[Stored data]
Content starts

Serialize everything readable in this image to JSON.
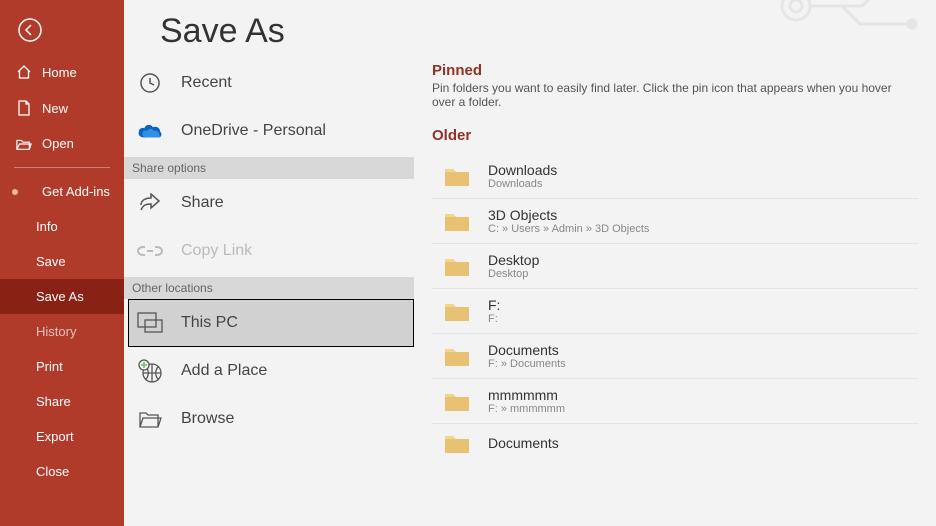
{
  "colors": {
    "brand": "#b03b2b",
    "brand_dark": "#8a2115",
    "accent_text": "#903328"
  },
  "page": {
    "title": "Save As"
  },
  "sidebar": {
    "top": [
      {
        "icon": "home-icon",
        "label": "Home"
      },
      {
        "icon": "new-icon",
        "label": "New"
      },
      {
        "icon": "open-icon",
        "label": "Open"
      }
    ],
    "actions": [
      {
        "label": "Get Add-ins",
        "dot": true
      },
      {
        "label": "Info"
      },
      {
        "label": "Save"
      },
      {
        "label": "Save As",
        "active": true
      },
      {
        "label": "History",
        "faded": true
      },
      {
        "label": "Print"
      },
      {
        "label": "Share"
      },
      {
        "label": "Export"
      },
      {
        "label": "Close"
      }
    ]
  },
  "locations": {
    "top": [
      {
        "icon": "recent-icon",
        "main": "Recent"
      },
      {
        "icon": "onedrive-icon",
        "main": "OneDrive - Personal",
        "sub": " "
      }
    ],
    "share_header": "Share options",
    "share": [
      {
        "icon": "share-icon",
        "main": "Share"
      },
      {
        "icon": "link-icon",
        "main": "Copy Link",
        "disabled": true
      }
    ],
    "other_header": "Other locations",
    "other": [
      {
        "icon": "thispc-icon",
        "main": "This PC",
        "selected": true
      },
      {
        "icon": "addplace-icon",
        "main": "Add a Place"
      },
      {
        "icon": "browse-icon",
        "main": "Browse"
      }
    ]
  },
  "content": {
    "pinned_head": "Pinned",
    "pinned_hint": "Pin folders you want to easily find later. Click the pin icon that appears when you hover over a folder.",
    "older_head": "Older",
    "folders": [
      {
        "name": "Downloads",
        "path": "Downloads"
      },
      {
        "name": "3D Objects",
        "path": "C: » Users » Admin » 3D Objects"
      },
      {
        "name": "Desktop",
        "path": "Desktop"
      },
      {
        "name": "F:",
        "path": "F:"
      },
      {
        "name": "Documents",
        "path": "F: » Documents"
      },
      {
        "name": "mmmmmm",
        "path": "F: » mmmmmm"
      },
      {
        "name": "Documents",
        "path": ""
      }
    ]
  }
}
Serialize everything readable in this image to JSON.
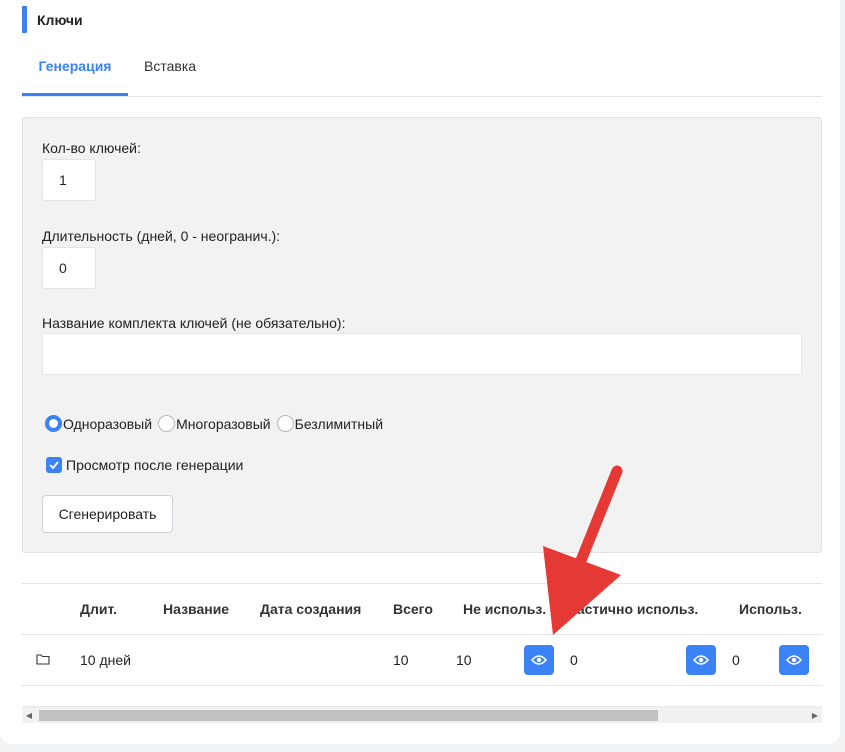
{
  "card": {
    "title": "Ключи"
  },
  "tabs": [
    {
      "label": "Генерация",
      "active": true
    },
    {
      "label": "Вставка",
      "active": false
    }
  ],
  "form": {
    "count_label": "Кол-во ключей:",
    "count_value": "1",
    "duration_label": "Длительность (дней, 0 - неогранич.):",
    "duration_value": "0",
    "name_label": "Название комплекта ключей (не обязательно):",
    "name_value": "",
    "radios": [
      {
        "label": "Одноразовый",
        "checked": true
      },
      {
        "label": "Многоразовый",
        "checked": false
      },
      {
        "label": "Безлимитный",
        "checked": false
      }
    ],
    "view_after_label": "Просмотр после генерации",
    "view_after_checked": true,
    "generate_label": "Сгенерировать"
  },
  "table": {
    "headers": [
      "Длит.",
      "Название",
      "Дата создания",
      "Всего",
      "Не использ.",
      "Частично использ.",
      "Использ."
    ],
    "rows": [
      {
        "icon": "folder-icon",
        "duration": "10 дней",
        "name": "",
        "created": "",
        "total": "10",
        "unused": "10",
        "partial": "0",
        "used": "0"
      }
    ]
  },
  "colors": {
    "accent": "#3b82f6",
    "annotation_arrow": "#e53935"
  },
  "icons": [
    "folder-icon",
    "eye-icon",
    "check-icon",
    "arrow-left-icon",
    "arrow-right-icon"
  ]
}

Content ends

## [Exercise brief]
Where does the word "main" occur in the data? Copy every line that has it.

## [Your response]
        "main": "Recent"
        "main": "OneDrive - Personal",
        "main": "Share"
        "main": "Copy Link",
        "main": "This PC",
        "main": "Add a Place"
        "main": "Browse"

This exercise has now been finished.